Continuous integration and build moves the build process from an event-based integration process to a continuous integration process. This then moves us away from the infrequent and often painful integrations (a.k.a., merges) and move to a continuous integration and build process that becomes part of the team’s daily activities.
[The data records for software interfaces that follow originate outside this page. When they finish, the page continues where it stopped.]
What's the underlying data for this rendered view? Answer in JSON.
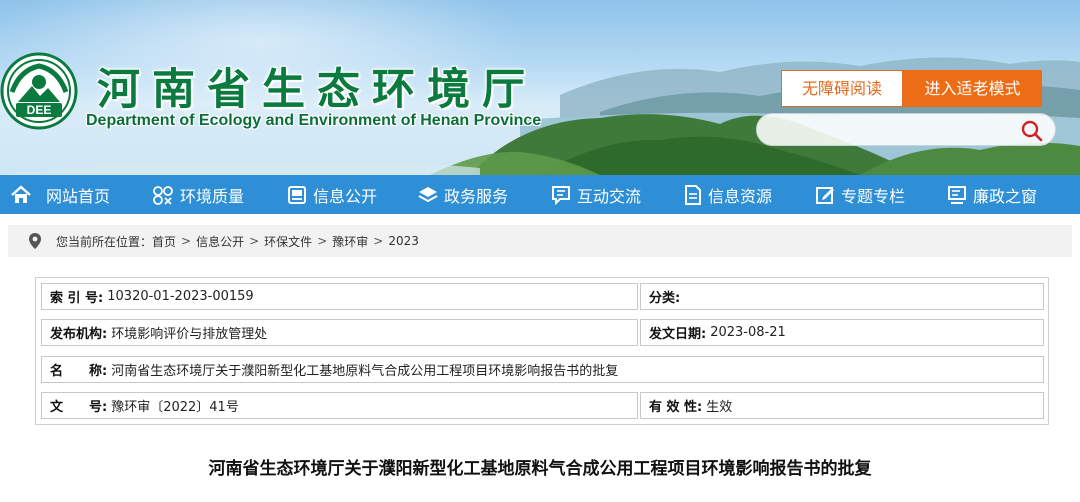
{
  "header": {
    "logo_text": "DEE",
    "title": "河南省生态环境厅",
    "subtitle": "Department of Ecology and Environment of Henan Province",
    "accessibility_label": "无障碍阅读",
    "elder_mode_label": "进入适老模式",
    "search_placeholder": ""
  },
  "nav": {
    "items": [
      {
        "label": "网站首页",
        "icon": "home-icon"
      },
      {
        "label": "环境质量",
        "icon": "flower-icon"
      },
      {
        "label": "信息公开",
        "icon": "document-icon"
      },
      {
        "label": "政务服务",
        "icon": "layers-icon"
      },
      {
        "label": "互动交流",
        "icon": "chat-icon"
      },
      {
        "label": "信息资源",
        "icon": "file-icon"
      },
      {
        "label": "专题专栏",
        "icon": "edit-icon"
      },
      {
        "label": "廉政之窗",
        "icon": "monitor-icon"
      }
    ]
  },
  "breadcrumb": {
    "prefix": "您当前所在位置：",
    "items": [
      "首页",
      "信息公开",
      "环保文件",
      "豫环审",
      "2023"
    ],
    "separator": ">"
  },
  "info": {
    "index_label": "索 引 号:",
    "index_value": "10320-01-2023-00159",
    "category_label": "分类:",
    "category_value": "",
    "publisher_label": "发布机构:",
    "publisher_value": "环境影响评价与排放管理处",
    "date_label": "发文日期:",
    "date_value": "2023-08-21",
    "name_label": "名　　称:",
    "name_value": "河南省生态环境厅关于濮阳新型化工基地原料气合成公用工程项目环境影响报告书的批复",
    "docno_label": "文　　号:",
    "docno_value": "豫环审〔2022〕41号",
    "validity_label": "有 效 性:",
    "validity_value": "生效"
  },
  "article": {
    "title": "河南省生态环境厅关于濮阳新型化工基地原料气合成公用工程项目环境影响报告书的批复"
  },
  "colors": {
    "brand_green": "#0a7a3e",
    "nav_blue": "#2f8fd6",
    "accent_orange": "#ec6d15"
  }
}
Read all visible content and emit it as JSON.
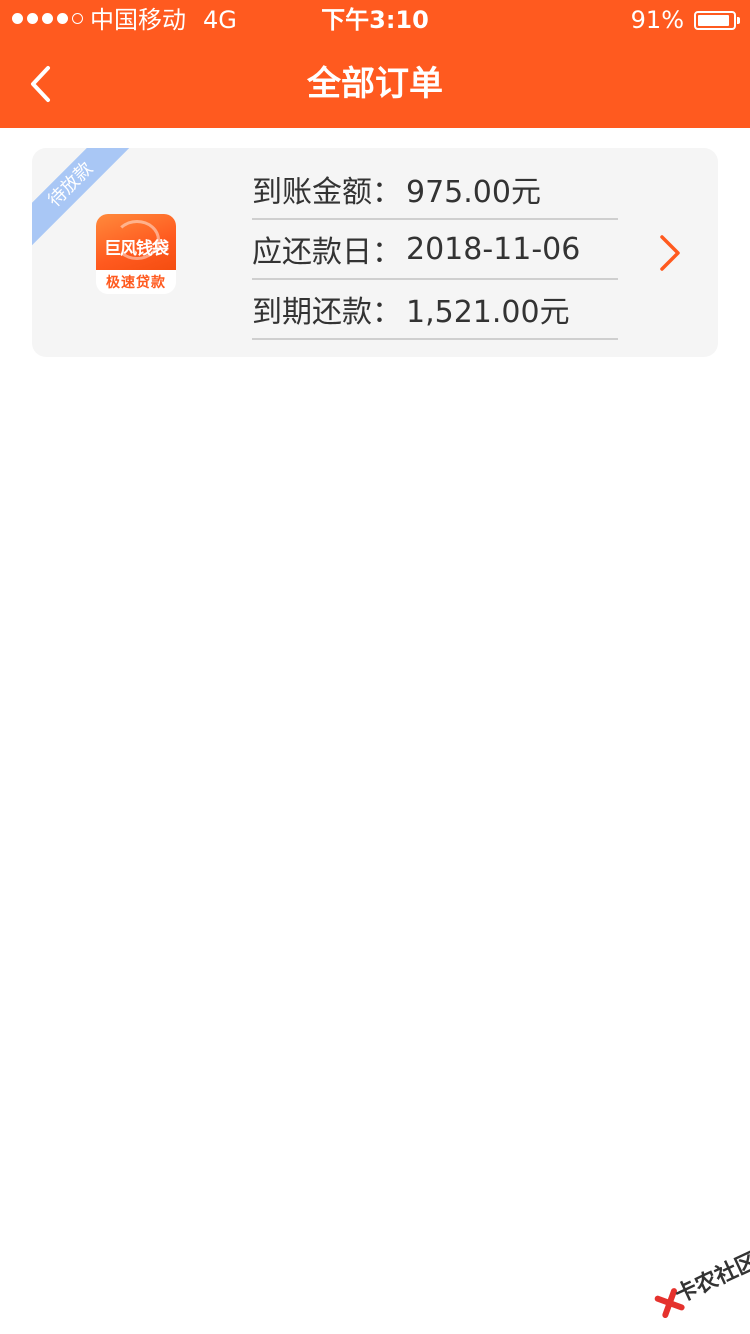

This also marks a significant increase in check-outs, merges, check-ins, and builds.

The benefits of CIB include:
  • Integration ensures the integrity of your code baseline.
  • Building frequently lets you and the customer know where things stand as a mark of value delivered.
  • Continuous integration raises merging issues to the forefront more quickly for more expedient resolution.
  • Frequent builds have fewer changed files which reduces the amount of time on debugging build issues and painful integrations.
  • Working functionality provides continuous feedback.
  • Can be applied to any project methodology (Agile, Waterfall, Hybrid, etc.)
The challenges of CIB include:
  • It is often easier said than done
  • It requires a focus on areas broader than most folks realize (beyond just merge and build)
  • May cause more churn than progress if not managed well
  • Requires a mindset change, thinking in smaller units, bite-size tasks and continuous change
  • Moves from event-driven model with ceremony to a continuous change model
  • Adds stress and load to CM and build tools
So what are some key elements of focus for CIB?  Learn about these elements in part 2 of the CIB series on Elements of Continuous Integration and Build.